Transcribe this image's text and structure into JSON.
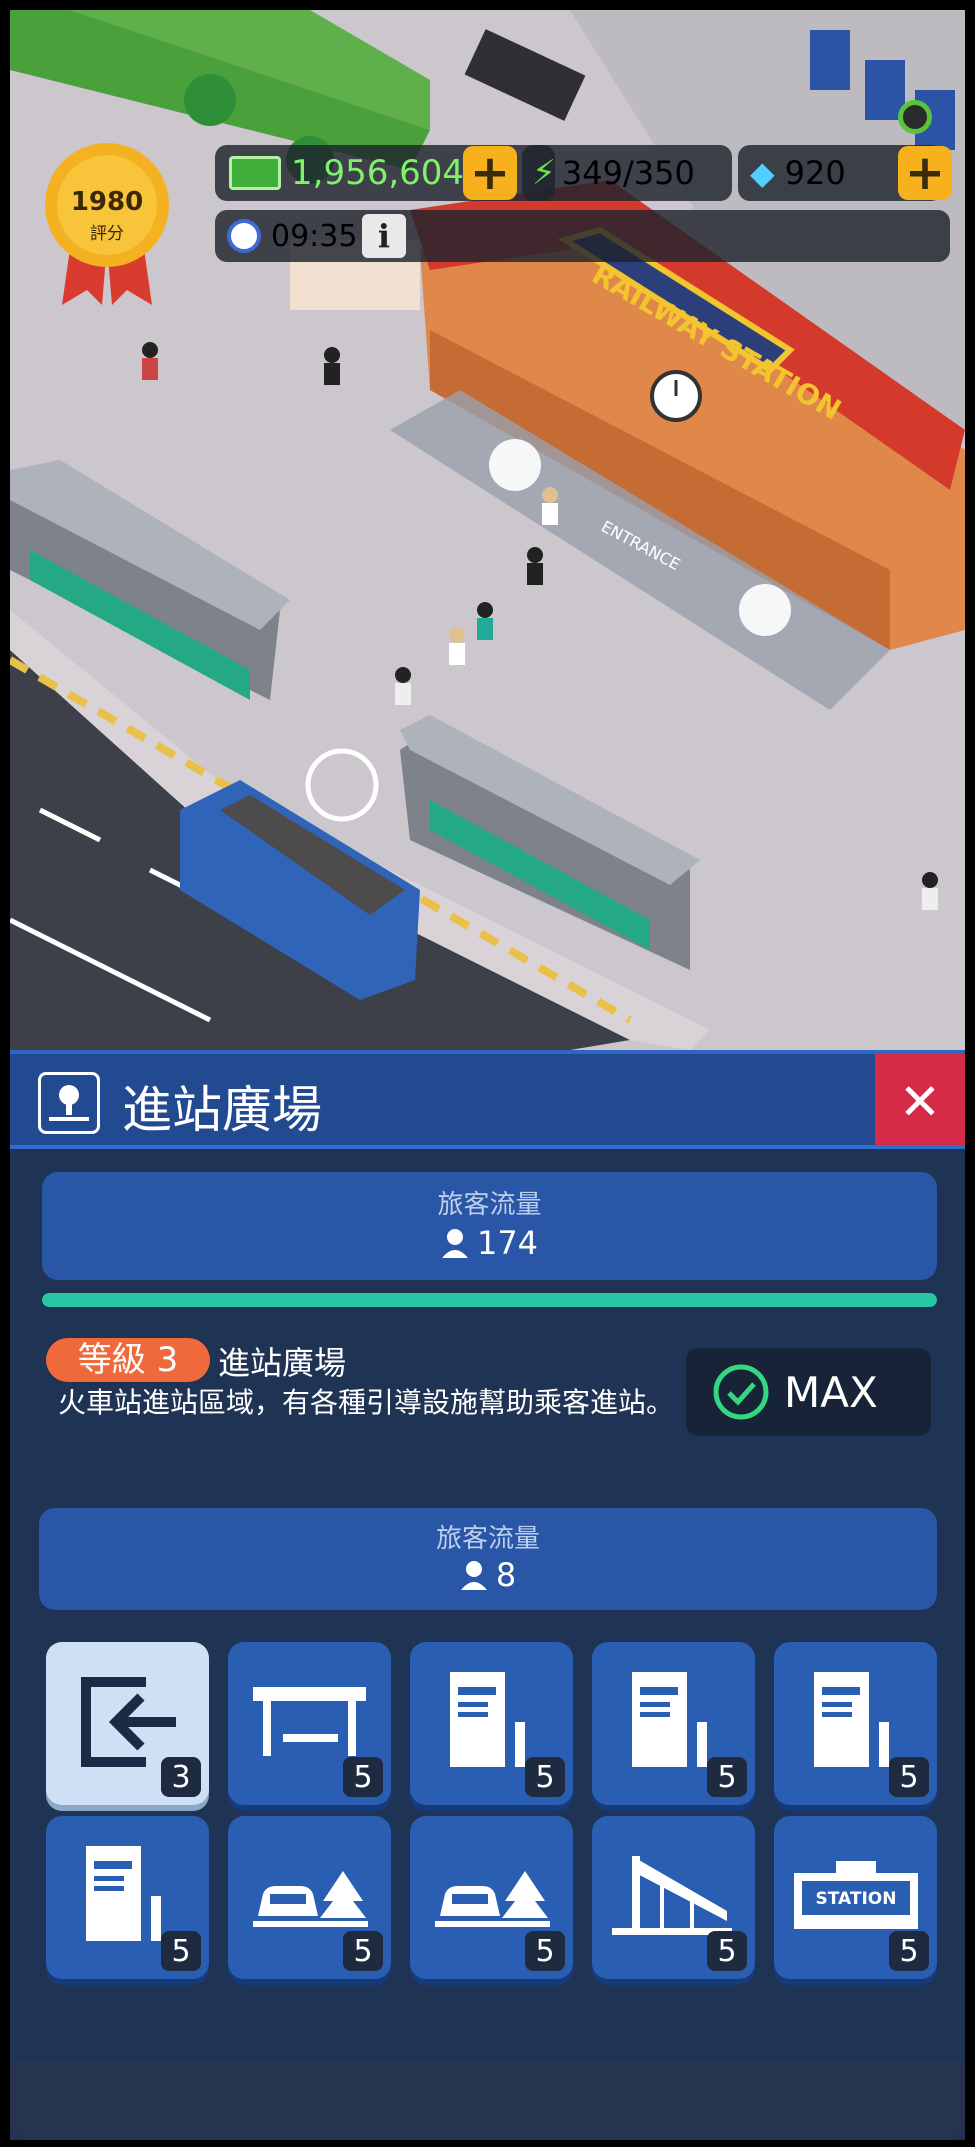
{
  "hud": {
    "rating_value": "1980",
    "rating_label": "評分",
    "cash": "1,956,604",
    "energy": "349/350",
    "gems": "920",
    "time": "09:35",
    "info_label": "i"
  },
  "scene": {
    "station_sign": "RAILWAY STATION",
    "entrance_label": "ENTRANCE"
  },
  "panel": {
    "title": "進站廣場",
    "close_label": "✕",
    "traffic_label": "旅客流量",
    "traffic_value": "174",
    "progress_fraction": 1.0,
    "level_badge": "等級 3",
    "facility_name": "進站廣場",
    "description": "火車站進站區域，有各種引導設施幫助乘客進站。",
    "max_label": "MAX",
    "sub_traffic_label": "旅客流量",
    "sub_traffic_value": "8"
  },
  "tiles": [
    {
      "icon": "entrance-arrow-icon",
      "level": "3",
      "selected": true
    },
    {
      "icon": "shelter-bench-icon",
      "level": "5",
      "selected": false
    },
    {
      "icon": "ticket-machine-icon",
      "level": "5",
      "selected": false
    },
    {
      "icon": "ticket-machine-icon",
      "level": "5",
      "selected": false
    },
    {
      "icon": "ticket-machine-icon",
      "level": "5",
      "selected": false
    },
    {
      "icon": "ticket-machine-icon",
      "level": "5",
      "selected": false
    },
    {
      "icon": "parking-car-tree-icon",
      "level": "5",
      "selected": false
    },
    {
      "icon": "parking-car-tree-icon",
      "level": "5",
      "selected": false
    },
    {
      "icon": "canopy-roof-icon",
      "level": "5",
      "selected": false
    },
    {
      "icon": "station-sign-icon",
      "level": "5",
      "selected": false
    }
  ],
  "colors": {
    "accent_green": "#29c8a5",
    "badge_orange": "#f0693a",
    "close_red": "#d62a49",
    "panel_blue": "#224a90",
    "tile_blue": "#2a5eb2"
  }
}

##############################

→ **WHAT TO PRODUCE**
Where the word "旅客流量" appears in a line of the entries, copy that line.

→ **RESPONSE BOX**
    "traffic_label": "旅客流量",
    "sub_traffic_label": "旅客流量",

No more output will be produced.